:: PROVIDED INFORMATION ::
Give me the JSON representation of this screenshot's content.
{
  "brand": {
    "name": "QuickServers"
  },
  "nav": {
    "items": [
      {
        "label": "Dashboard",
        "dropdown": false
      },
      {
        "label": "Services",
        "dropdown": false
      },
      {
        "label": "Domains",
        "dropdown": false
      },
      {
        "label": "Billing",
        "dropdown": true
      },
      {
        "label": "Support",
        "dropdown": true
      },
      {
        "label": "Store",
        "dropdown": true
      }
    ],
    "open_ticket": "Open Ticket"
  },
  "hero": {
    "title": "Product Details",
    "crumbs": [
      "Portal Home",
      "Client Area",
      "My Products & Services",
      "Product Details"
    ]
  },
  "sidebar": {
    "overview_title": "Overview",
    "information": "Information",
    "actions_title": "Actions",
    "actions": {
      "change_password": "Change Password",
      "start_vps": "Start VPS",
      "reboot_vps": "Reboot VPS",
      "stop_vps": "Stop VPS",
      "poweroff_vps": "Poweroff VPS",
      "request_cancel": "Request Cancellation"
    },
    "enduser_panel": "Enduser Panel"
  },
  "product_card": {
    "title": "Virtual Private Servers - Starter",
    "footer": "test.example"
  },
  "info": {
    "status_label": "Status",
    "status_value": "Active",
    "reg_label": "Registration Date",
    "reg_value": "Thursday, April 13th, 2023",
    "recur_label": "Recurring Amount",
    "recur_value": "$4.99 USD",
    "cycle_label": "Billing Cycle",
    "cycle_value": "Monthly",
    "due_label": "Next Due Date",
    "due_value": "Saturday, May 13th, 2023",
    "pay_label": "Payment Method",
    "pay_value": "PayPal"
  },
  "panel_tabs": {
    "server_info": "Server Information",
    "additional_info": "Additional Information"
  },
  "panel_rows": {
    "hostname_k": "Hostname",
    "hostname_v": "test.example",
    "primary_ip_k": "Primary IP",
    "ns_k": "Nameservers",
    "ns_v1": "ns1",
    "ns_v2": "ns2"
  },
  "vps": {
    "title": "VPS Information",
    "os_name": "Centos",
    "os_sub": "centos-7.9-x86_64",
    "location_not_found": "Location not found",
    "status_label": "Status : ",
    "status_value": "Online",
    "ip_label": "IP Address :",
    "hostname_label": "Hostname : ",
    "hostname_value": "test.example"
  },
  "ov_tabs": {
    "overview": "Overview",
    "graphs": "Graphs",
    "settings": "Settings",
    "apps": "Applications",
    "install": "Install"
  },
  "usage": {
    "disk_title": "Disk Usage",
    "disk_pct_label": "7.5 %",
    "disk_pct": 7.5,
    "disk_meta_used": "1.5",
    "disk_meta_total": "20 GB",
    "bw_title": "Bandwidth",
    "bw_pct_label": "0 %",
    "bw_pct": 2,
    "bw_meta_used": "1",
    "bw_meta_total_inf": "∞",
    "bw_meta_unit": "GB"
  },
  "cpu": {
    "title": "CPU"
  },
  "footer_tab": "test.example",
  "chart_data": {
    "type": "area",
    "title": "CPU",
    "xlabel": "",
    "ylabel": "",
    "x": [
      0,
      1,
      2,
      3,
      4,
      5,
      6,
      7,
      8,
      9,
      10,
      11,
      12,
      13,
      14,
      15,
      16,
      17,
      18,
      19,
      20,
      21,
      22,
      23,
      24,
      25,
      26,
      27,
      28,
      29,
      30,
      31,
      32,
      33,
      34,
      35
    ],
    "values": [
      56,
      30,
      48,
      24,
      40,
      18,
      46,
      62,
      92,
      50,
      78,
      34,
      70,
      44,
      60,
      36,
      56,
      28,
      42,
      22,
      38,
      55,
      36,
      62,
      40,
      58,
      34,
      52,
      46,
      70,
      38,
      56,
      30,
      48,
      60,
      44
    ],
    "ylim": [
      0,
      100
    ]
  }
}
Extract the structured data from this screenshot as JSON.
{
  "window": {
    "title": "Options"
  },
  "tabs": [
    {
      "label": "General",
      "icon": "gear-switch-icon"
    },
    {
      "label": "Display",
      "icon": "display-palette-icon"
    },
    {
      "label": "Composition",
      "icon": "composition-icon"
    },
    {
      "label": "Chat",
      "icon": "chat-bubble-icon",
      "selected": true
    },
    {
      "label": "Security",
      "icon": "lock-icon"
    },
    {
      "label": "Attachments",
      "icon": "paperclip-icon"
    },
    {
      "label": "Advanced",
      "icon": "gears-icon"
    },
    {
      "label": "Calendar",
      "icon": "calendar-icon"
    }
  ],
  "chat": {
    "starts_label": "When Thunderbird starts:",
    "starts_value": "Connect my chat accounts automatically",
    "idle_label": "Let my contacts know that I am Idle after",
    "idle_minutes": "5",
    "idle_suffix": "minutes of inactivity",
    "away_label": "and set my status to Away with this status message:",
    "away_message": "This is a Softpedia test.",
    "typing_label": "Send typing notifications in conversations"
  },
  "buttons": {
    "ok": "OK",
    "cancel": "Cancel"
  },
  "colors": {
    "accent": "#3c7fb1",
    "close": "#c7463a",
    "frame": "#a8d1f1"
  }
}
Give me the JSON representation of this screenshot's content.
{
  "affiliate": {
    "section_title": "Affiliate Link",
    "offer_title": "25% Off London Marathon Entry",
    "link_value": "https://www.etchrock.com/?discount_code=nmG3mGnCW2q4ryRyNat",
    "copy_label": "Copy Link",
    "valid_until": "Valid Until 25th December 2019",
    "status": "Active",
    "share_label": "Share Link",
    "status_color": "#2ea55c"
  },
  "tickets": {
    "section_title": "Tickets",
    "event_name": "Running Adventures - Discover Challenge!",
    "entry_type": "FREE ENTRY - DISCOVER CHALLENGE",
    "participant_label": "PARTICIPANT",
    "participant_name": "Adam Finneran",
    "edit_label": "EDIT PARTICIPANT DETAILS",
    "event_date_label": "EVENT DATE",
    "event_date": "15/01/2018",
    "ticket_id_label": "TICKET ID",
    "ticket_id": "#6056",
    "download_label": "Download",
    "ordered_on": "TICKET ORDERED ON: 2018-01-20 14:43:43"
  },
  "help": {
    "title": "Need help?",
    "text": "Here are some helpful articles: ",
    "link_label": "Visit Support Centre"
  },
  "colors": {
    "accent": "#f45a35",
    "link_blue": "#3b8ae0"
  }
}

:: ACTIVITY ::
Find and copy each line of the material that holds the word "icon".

:: WORKED SOLUTION ::
      "icon": "gear-switch-icon"
      "icon": "display-palette-icon"
      "icon": "composition-icon"
      "icon": "chat-bubble-icon",
      "icon": "lock-icon"
      "icon": "paperclip-icon"
      "icon": "gears-icon"
      "icon": "calendar-icon"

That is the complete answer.